Aim of the task: Each line holding the word "juillet" must appear in the answer, copied from the entries.

[Entries from a dataset of interfaces]

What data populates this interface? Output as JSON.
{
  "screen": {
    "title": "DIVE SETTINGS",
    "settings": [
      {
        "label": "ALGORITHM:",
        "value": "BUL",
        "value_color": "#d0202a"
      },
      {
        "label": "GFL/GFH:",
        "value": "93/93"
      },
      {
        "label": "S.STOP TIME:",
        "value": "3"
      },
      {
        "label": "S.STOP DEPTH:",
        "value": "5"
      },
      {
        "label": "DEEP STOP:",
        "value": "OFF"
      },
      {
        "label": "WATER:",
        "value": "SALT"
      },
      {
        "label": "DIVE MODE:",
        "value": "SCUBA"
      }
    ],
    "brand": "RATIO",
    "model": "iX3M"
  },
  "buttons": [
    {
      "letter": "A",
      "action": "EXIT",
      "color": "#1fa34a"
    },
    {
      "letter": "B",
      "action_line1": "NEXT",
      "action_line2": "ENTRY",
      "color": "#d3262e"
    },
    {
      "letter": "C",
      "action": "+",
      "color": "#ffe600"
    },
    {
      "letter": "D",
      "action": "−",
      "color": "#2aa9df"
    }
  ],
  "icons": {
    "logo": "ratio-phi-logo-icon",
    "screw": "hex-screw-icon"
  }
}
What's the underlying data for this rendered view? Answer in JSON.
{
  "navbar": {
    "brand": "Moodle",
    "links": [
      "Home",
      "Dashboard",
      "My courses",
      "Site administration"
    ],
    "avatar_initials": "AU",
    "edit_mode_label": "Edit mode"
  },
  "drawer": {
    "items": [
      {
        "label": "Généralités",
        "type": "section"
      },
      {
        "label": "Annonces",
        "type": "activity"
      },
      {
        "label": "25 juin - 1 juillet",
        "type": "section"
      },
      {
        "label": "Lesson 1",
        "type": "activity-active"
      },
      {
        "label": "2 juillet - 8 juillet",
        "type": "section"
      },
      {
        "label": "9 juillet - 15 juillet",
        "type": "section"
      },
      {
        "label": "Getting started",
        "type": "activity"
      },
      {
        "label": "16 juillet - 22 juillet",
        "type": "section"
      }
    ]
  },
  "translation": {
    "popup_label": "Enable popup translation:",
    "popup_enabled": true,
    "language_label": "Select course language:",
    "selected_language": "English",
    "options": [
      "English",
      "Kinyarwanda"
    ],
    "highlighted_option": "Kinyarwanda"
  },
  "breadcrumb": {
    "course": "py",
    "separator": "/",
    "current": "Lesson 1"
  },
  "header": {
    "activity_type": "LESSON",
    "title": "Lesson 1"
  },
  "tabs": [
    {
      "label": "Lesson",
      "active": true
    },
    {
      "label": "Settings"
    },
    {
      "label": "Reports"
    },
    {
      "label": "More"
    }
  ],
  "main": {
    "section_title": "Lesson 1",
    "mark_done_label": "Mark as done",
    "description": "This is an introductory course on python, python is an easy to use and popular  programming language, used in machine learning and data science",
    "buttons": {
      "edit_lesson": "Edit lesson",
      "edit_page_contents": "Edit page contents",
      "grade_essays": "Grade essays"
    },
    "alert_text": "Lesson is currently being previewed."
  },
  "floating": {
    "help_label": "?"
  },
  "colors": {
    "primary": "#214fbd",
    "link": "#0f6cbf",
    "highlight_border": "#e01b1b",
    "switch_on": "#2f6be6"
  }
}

Answer box:
        "label": "25 juin - 1 juillet",
        "label": "2 juillet - 8 juillet",
        "label": "9 juillet - 15 juillet",
        "label": "16 juillet - 22 juillet",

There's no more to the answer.